- **Problem statement**: Copy every record exactly, and keep the pictures out.

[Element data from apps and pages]
--*--

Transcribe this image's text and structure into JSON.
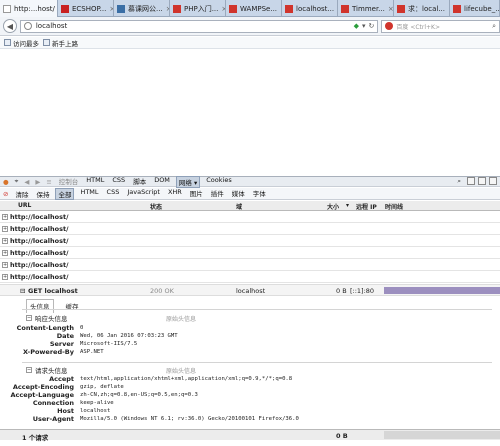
{
  "browser": {
    "tabs": [
      {
        "label": "http:...host/",
        "active": true,
        "favicon": "blank-page-icon",
        "color": "#f4f7fb"
      },
      {
        "label": "ECSHOP...",
        "active": false,
        "favicon": "ecshop-icon",
        "color": "#c82020"
      },
      {
        "label": "慕课网公...",
        "active": false,
        "favicon": "imooc-icon",
        "color": "#3a6ea5"
      },
      {
        "label": "PHP入门...",
        "active": false,
        "favicon": "red-flag-icon",
        "color": "#d0342c"
      },
      {
        "label": "WAMPSe...",
        "active": false,
        "favicon": "red-flag-icon",
        "color": "#d0342c"
      },
      {
        "label": "localhost...",
        "active": false,
        "favicon": "red-flag-icon",
        "color": "#d0342c"
      },
      {
        "label": "Timmer...",
        "active": false,
        "favicon": "red-flag-icon",
        "color": "#d0342c"
      },
      {
        "label": "求：local...",
        "active": false,
        "favicon": "red-flag-icon",
        "color": "#d0342c"
      },
      {
        "label": "lifecube_...",
        "active": false,
        "favicon": "red-flag-icon",
        "color": "#d0342c"
      }
    ],
    "url": "localhost",
    "search_placeholder": "百度 <Ctrl+K>",
    "bookmarks": [
      "访问最多",
      "新手上路"
    ]
  },
  "firebug": {
    "toolbar": {
      "items": [
        "控制台",
        "HTML",
        "CSS",
        "脚本",
        "DOM",
        "网络 ▾",
        "Cookies"
      ],
      "active_index": 5
    },
    "filter": {
      "left": [
        "清除",
        "保持"
      ],
      "types": [
        "全部",
        "HTML",
        "CSS",
        "JavaScript",
        "XHR",
        "图片",
        "插件",
        "媒体",
        "字体"
      ],
      "active_index": 0
    },
    "columns": {
      "url": "URL",
      "status": "状态",
      "domain": "域",
      "size": "大小",
      "remote_ip": "远程 IP",
      "timeline": "时间线"
    },
    "requests": [
      "http://localhost/",
      "http://localhost/",
      "http://localhost/",
      "http://localhost/",
      "http://localhost/",
      "http://localhost/"
    ],
    "expanded": {
      "method_url": "GET localhost",
      "status": "200 OK",
      "domain": "localhost",
      "size": "0 B",
      "remote_ip": "[::1]:80",
      "detail_tabs": [
        "头信息",
        "缓存"
      ],
      "response_section": "响应头信息",
      "request_section": "请求头信息",
      "view_source": "原始头信息",
      "response_headers": [
        {
          "k": "Content-Length",
          "v": "0"
        },
        {
          "k": "Date",
          "v": "Wed, 06 Jan 2016 07:03:23 GMT"
        },
        {
          "k": "Server",
          "v": "Microsoft-IIS/7.5"
        },
        {
          "k": "X-Powered-By",
          "v": "ASP.NET"
        }
      ],
      "request_headers": [
        {
          "k": "Accept",
          "v": "text/html,application/xhtml+xml,application/xml;q=0.9,*/*;q=0.8"
        },
        {
          "k": "Accept-Encoding",
          "v": "gzip, deflate"
        },
        {
          "k": "Accept-Language",
          "v": "zh-CN,zh;q=0.8,en-US;q=0.5,en;q=0.3"
        },
        {
          "k": "Connection",
          "v": "keep-alive"
        },
        {
          "k": "Host",
          "v": "localhost"
        },
        {
          "k": "User-Agent",
          "v": "Mozilla/5.0 (Windows NT 6.1; rv:36.0) Gecko/20100101 Firefox/36.0"
        }
      ]
    },
    "footer": {
      "count": "1 个请求",
      "size": "0 B"
    }
  }
}
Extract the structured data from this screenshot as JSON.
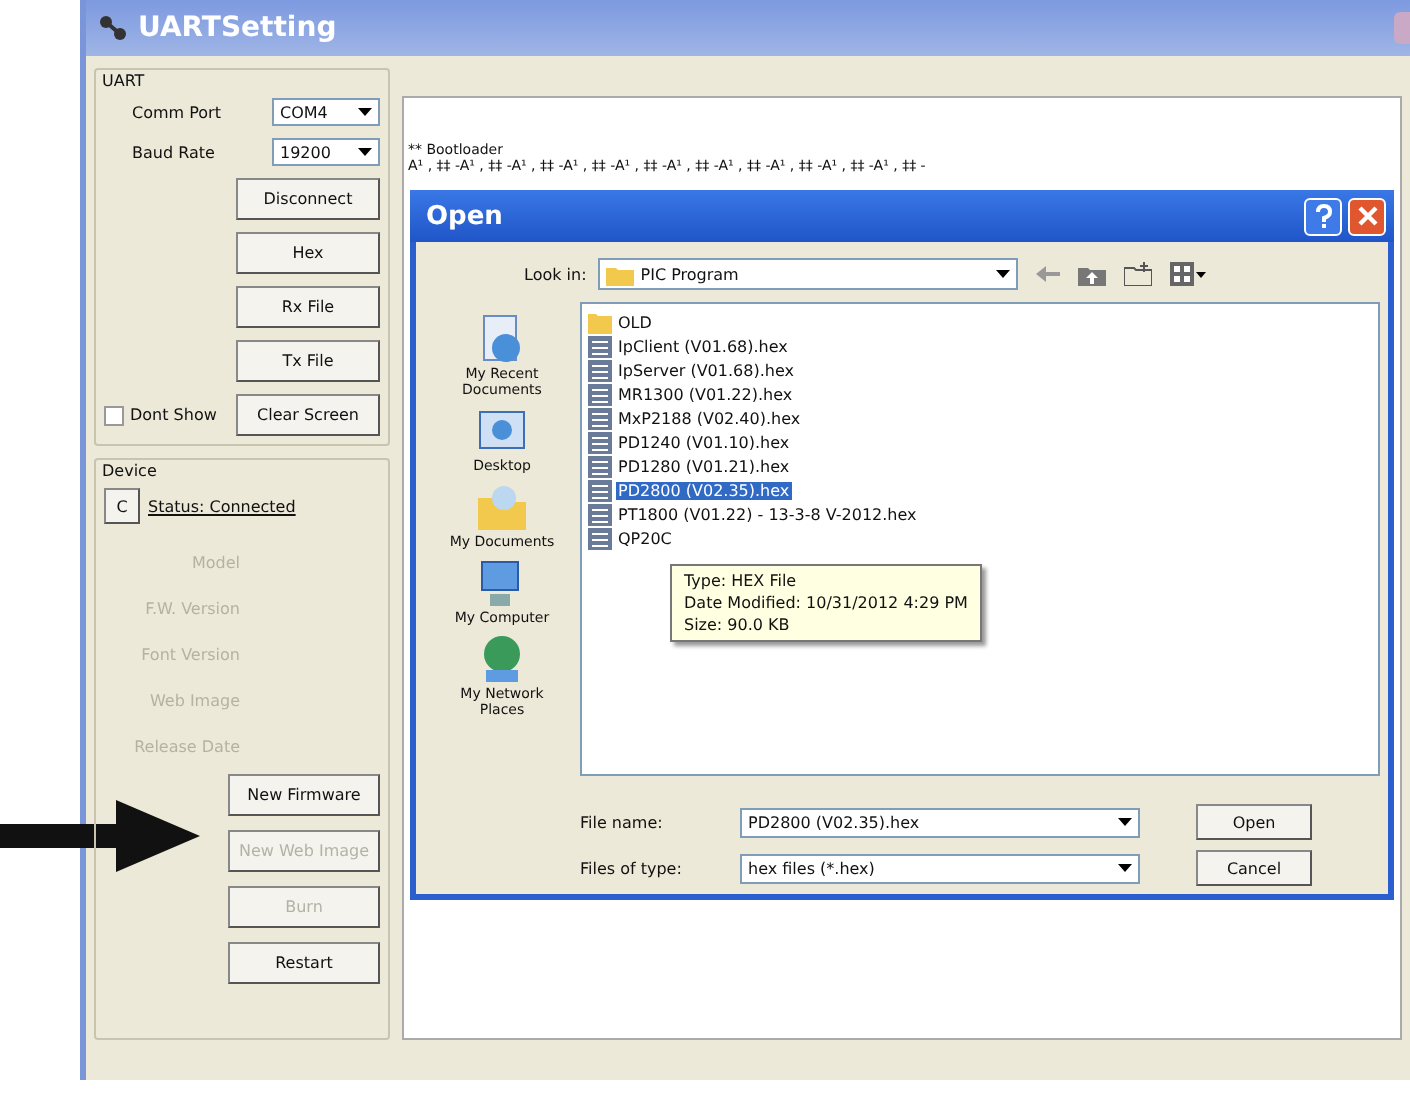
{
  "window": {
    "title": "UARTSetting"
  },
  "uart": {
    "title": "UART",
    "comm_port": {
      "label": "Comm Port",
      "value": "COM4"
    },
    "baud_rate": {
      "label": "Baud Rate",
      "value": "19200"
    },
    "buttons": [
      {
        "label": "Disconnect",
        "disabled": false
      },
      {
        "label": "Hex",
        "disabled": false
      },
      {
        "label": "Rx File",
        "disabled": false
      },
      {
        "label": "Tx File",
        "disabled": false
      }
    ],
    "dont_show": {
      "label": "Dont Show",
      "checked": false
    },
    "clear_button": "Clear Screen"
  },
  "device": {
    "title": "Device",
    "connect_button": "C",
    "status": "Status: Connected",
    "fields": [
      {
        "label": "Model",
        "disabled": true
      },
      {
        "label": "F.W. Version",
        "disabled": true
      },
      {
        "label": "Font Version",
        "disabled": true
      },
      {
        "label": "Web Image",
        "disabled": true
      },
      {
        "label": "Release Date",
        "disabled": true
      }
    ],
    "buttons": [
      {
        "label": "New Firmware",
        "disabled": false
      },
      {
        "label": "New Web Image",
        "disabled": true
      },
      {
        "label": "Burn",
        "disabled": true
      },
      {
        "label": "Restart",
        "disabled": false
      }
    ]
  },
  "console": {
    "lines": [
      "** Bootloader",
      "A¹ , ‡‡ -A¹ , ‡‡ -A¹ , ‡‡ -A¹ , ‡‡ -A¹ , ‡‡ -A¹ , ‡‡ -A¹ , ‡‡ -A¹ , ‡‡ -A¹ , ‡‡ -A¹ , ‡‡ -"
    ]
  },
  "open_dialog": {
    "title": "Open",
    "look_in": {
      "label": "Look in:",
      "value": "PIC Program"
    },
    "places": [
      {
        "label": "My Recent Documents",
        "kind": "recent"
      },
      {
        "label": "Desktop",
        "kind": "desktop"
      },
      {
        "label": "My Documents",
        "kind": "documents"
      },
      {
        "label": "My Computer",
        "kind": "computer"
      },
      {
        "label": "My Network Places",
        "kind": "network"
      }
    ],
    "files": [
      {
        "name": "OLD",
        "kind": "folder",
        "selected": false
      },
      {
        "name": "IpClient (V01.68).hex",
        "kind": "hex",
        "selected": false
      },
      {
        "name": "IpServer (V01.68).hex",
        "kind": "hex",
        "selected": false
      },
      {
        "name": "MR1300 (V01.22).hex",
        "kind": "hex",
        "selected": false
      },
      {
        "name": "MxP2188 (V02.40).hex",
        "kind": "hex",
        "selected": false
      },
      {
        "name": "PD1240 (V01.10).hex",
        "kind": "hex",
        "selected": false
      },
      {
        "name": "PD1280 (V01.21).hex",
        "kind": "hex",
        "selected": false
      },
      {
        "name": "PD2800 (V02.35).hex",
        "kind": "hex",
        "selected": true
      },
      {
        "name": "PT1800 (V01.22) - 13-3-8 V-2012.hex",
        "kind": "hex",
        "selected": false
      },
      {
        "name": "QP20C",
        "kind": "hex",
        "selected": false
      }
    ],
    "tooltip": [
      "Type: HEX File",
      "Date Modified: 10/31/2012 4:29 PM",
      "Size: 90.0 KB"
    ],
    "file_name": {
      "label": "File name:",
      "value": "PD2800 (V02.35).hex"
    },
    "file_type": {
      "label": "Files of type:",
      "value": "hex files (*.hex)"
    },
    "buttons": [
      "Open",
      "Cancel"
    ]
  }
}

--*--

- **Answer space**:
Transcribe this image's text and structure into JSON.
{
  "browser": {
    "tabs": [
      {
        "label": "http:...host/",
        "active": true,
        "favicon": "blank-page-icon",
        "color": "#f4f7fb"
      },
      {
        "label": "ECSHOP...",
        "active": false,
        "favicon": "ecshop-icon",
        "color": "#c82020"
      },
      {
        "label": "慕课网公...",
        "active": false,
        "favicon": "imooc-icon",
        "color": "#3a6ea5"
      },
      {
        "label": "PHP入门...",
        "active": false,
        "favicon": "red-flag-icon",
        "color": "#d0342c"
      },
      {
        "label": "WAMPSe...",
        "active": false,
        "favicon": "red-flag-icon",
        "color": "#d0342c"
      },
      {
        "label": "localhost...",
        "active": false,
        "favicon": "red-flag-icon",
        "color": "#d0342c"
      },
      {
        "label": "Timmer...",
        "active": false,
        "favicon": "red-flag-icon",
        "color": "#d0342c"
      },
      {
        "label": "求：local...",
        "active": false,
        "favicon": "red-flag-icon",
        "color": "#d0342c"
      },
      {
        "label": "lifecube_...",
        "active": false,
        "favicon": "red-flag-icon",
        "color": "#d0342c"
      }
    ],
    "url": "localhost",
    "search_placeholder": "百度 <Ctrl+K>",
    "bookmarks": [
      "访问最多",
      "新手上路"
    ]
  },
  "firebug": {
    "toolbar": {
      "items": [
        "控制台",
        "HTML",
        "CSS",
        "脚本",
        "DOM",
        "网络 ▾",
        "Cookies"
      ],
      "active_index": 5
    },
    "filter": {
      "left": [
        "清除",
        "保持"
      ],
      "types": [
        "全部",
        "HTML",
        "CSS",
        "JavaScript",
        "XHR",
        "图片",
        "插件",
        "媒体",
        "字体"
      ],
      "active_index": 0
    },
    "columns": {
      "url": "URL",
      "status": "状态",
      "domain": "域",
      "size": "大小",
      "remote_ip": "远程 IP",
      "timeline": "时间线"
    },
    "requests": [
      "http://localhost/",
      "http://localhost/",
      "http://localhost/",
      "http://localhost/",
      "http://localhost/",
      "http://localhost/"
    ],
    "expanded": {
      "method_url": "GET localhost",
      "status": "200 OK",
      "domain": "localhost",
      "size": "0 B",
      "remote_ip": "[::1]:80",
      "detail_tabs": [
        "头信息",
        "缓存"
      ],
      "response_section": "响应头信息",
      "request_section": "请求头信息",
      "view_source": "原始头信息",
      "response_headers": [
        {
          "k": "Content-Length",
          "v": "0"
        },
        {
          "k": "Date",
          "v": "Wed, 06 Jan 2016 07:03:23 GMT"
        },
        {
          "k": "Server",
          "v": "Microsoft-IIS/7.5"
        },
        {
          "k": "X-Powered-By",
          "v": "ASP.NET"
        }
      ],
      "request_headers": [
        {
          "k": "Accept",
          "v": "text/html,application/xhtml+xml,application/xml;q=0.9,*/*;q=0.8"
        },
        {
          "k": "Accept-Encoding",
          "v": "gzip, deflate"
        },
        {
          "k": "Accept-Language",
          "v": "zh-CN,zh;q=0.8,en-US;q=0.5,en;q=0.3"
        },
        {
          "k": "Connection",
          "v": "keep-alive"
        },
        {
          "k": "Host",
          "v": "localhost"
        },
        {
          "k": "User-Agent",
          "v": "Mozilla/5.0 (Windows NT 6.1; rv:36.0) Gecko/20100101 Firefox/36.0"
        }
      ]
    },
    "footer": {
      "count": "1 个请求",
      "size": "0 B"
    }
  }
}
Extract the structured data from this screenshot as JSON.
{
  "window": {
    "title": "UARTSetting"
  },
  "uart": {
    "title": "UART",
    "comm_port": {
      "label": "Comm Port",
      "value": "COM4"
    },
    "baud_rate": {
      "label": "Baud Rate",
      "value": "19200"
    },
    "buttons": [
      {
        "label": "Disconnect",
        "disabled": false
      },
      {
        "label": "Hex",
        "disabled": false
      },
      {
        "label": "Rx File",
        "disabled": false
      },
      {
        "label": "Tx File",
        "disabled": false
      }
    ],
    "dont_show": {
      "label": "Dont Show",
      "checked": false
    },
    "clear_button": "Clear Screen"
  },
  "device": {
    "title": "Device",
    "connect_button": "C",
    "status": "Status: Connected",
    "fields": [
      {
        "label": "Model",
        "disabled": true
      },
      {
        "label": "F.W. Version",
        "disabled": true
      },
      {
        "label": "Font Version",
        "disabled": true
      },
      {
        "label": "Web Image",
        "disabled": true
      },
      {
        "label": "Release Date",
        "disabled": true
      }
    ],
    "buttons": [
      {
        "label": "New Firmware",
        "disabled": false
      },
      {
        "label": "New Web Image",
        "disabled": true
      },
      {
        "label": "Burn",
        "disabled": true
      },
      {
        "label": "Restart",
        "disabled": false
      }
    ]
  },
  "console": {
    "lines": [
      "** Bootloader",
      "A¹ , ‡‡ -A¹ , ‡‡ -A¹ , ‡‡ -A¹ , ‡‡ -A¹ , ‡‡ -A¹ , ‡‡ -A¹ , ‡‡ -A¹ , ‡‡ -A¹ , ‡‡ -A¹ , ‡‡ -"
    ]
  },
  "open_dialog": {
    "title": "Open",
    "look_in": {
      "label": "Look in:",
      "value": "PIC Program"
    },
    "places": [
      {
        "label": "My Recent Documents",
        "kind": "recent"
      },
      {
        "label": "Desktop",
        "kind": "desktop"
      },
      {
        "label": "My Documents",
        "kind": "documents"
      },
      {
        "label": "My Computer",
        "kind": "computer"
      },
      {
        "label": "My Network Places",
        "kind": "network"
      }
    ],
    "files": [
      {
        "name": "OLD",
        "kind": "folder",
        "selected": false
      },
      {
        "name": "IpClient (V01.68).hex",
        "kind": "hex",
        "selected": false
      },
      {
        "name": "IpServer (V01.68).hex",
        "kind": "hex",
        "selected": false
      },
      {
        "name": "MR1300 (V01.22).hex",
        "kind": "hex",
        "selected": false
      },
      {
        "name": "MxP2188 (V02.40).hex",
        "kind": "hex",
        "selected": false
      },
      {
        "name": "PD1240 (V01.10).hex",
        "kind": "hex",
        "selected": false
      },
      {
        "name": "PD1280 (V01.21).hex",
        "kind": "hex",
        "selected": false
      },
      {
        "name": "PD2800 (V02.35).hex",
        "kind": "hex",
        "selected": true
      },
      {
        "name": "PT1800 (V01.22) - 13-3-8 V-2012.hex",
        "kind": "hex",
        "selected": false
      },
      {
        "name": "QP20C",
        "kind": "hex",
        "selected": false
      }
    ],
    "tooltip": [
      "Type: HEX File",
      "Date Modified: 10/31/2012 4:29 PM",
      "Size: 90.0 KB"
    ],
    "file_name": {
      "label": "File name:",
      "value": "PD2800 (V02.35).hex"
    },
    "file_type": {
      "label": "Files of type:",
      "value": "hex files (*.hex)"
    },
    "buttons": [
      "Open",
      "Cancel"
    ]
  }
}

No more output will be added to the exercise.